The task —
Look through the entries below and return all lines including the word "Background".
Dataset records START
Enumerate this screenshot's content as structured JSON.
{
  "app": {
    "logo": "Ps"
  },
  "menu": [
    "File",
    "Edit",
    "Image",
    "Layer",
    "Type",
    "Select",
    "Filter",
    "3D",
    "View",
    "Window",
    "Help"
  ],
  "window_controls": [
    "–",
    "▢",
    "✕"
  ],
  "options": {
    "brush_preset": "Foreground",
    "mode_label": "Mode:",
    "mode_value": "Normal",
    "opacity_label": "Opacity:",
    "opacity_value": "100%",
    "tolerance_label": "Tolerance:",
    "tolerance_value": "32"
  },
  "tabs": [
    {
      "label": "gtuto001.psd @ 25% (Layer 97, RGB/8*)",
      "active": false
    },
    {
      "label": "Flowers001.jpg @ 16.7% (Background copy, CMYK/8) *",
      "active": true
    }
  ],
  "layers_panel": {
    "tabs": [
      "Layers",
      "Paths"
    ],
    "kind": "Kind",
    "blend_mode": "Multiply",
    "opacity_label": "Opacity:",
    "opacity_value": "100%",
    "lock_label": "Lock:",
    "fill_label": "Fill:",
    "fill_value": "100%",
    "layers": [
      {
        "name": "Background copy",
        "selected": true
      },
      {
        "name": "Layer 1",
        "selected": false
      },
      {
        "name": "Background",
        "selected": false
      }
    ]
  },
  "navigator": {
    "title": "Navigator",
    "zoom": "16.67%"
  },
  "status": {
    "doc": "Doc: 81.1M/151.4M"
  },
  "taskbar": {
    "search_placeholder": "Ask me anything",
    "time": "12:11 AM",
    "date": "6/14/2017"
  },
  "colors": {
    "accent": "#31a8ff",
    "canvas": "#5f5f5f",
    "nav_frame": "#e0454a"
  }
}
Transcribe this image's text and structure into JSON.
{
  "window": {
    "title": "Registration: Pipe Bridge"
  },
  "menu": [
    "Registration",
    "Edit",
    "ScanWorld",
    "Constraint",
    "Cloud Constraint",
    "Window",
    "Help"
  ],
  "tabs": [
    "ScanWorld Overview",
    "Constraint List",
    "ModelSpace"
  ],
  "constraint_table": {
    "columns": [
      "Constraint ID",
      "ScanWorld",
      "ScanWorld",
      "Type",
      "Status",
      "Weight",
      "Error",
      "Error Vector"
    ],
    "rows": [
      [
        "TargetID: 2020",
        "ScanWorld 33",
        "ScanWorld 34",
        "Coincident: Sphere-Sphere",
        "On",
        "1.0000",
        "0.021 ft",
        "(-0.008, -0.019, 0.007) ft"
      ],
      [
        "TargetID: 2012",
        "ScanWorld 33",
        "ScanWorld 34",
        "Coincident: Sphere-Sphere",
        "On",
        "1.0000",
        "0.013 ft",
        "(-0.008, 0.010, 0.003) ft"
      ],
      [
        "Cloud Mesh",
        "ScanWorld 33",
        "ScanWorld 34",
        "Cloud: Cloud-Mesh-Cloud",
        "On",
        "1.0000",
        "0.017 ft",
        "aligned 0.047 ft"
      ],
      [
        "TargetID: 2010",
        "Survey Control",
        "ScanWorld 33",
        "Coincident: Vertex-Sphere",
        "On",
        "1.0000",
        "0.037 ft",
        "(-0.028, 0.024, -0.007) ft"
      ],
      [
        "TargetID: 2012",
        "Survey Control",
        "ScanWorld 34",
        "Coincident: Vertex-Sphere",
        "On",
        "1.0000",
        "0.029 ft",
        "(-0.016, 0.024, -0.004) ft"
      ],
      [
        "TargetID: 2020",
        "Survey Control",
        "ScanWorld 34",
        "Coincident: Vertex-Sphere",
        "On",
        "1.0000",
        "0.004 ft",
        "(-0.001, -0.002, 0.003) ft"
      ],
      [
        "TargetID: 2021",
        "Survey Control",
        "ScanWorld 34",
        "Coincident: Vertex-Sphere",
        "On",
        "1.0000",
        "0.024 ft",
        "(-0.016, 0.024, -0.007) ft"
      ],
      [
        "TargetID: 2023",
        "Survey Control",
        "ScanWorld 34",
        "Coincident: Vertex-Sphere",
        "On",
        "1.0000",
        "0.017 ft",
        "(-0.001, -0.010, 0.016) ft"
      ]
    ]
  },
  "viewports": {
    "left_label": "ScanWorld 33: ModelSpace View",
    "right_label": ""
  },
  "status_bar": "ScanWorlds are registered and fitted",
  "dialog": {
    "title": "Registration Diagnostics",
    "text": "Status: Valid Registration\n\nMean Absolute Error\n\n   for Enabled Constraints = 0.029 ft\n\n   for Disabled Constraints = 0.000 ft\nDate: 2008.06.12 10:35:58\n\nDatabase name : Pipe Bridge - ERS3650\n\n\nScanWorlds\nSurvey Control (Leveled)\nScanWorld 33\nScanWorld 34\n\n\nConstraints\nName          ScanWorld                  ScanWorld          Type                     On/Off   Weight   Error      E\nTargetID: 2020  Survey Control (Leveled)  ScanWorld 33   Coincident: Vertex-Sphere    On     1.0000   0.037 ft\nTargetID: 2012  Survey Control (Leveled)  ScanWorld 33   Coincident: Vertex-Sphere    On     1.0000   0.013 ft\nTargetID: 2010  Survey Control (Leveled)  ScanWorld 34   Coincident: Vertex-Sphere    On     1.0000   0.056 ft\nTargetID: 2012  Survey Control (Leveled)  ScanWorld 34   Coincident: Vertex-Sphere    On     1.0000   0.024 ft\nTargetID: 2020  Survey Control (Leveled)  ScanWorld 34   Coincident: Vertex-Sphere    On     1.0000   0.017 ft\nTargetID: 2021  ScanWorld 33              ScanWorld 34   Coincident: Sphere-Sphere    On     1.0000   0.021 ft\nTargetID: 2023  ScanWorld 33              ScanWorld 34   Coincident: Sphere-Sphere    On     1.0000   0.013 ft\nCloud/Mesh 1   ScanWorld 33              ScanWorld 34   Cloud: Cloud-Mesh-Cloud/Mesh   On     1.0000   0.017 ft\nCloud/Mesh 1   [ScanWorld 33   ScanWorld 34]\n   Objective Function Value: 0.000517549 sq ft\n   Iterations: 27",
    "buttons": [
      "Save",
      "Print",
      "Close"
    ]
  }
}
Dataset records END
Task result —
      "label": "Flowers001.jpg @ 16.7% (Background copy, CMYK/8) *",
        "name": "Background copy",
        "name": "Background",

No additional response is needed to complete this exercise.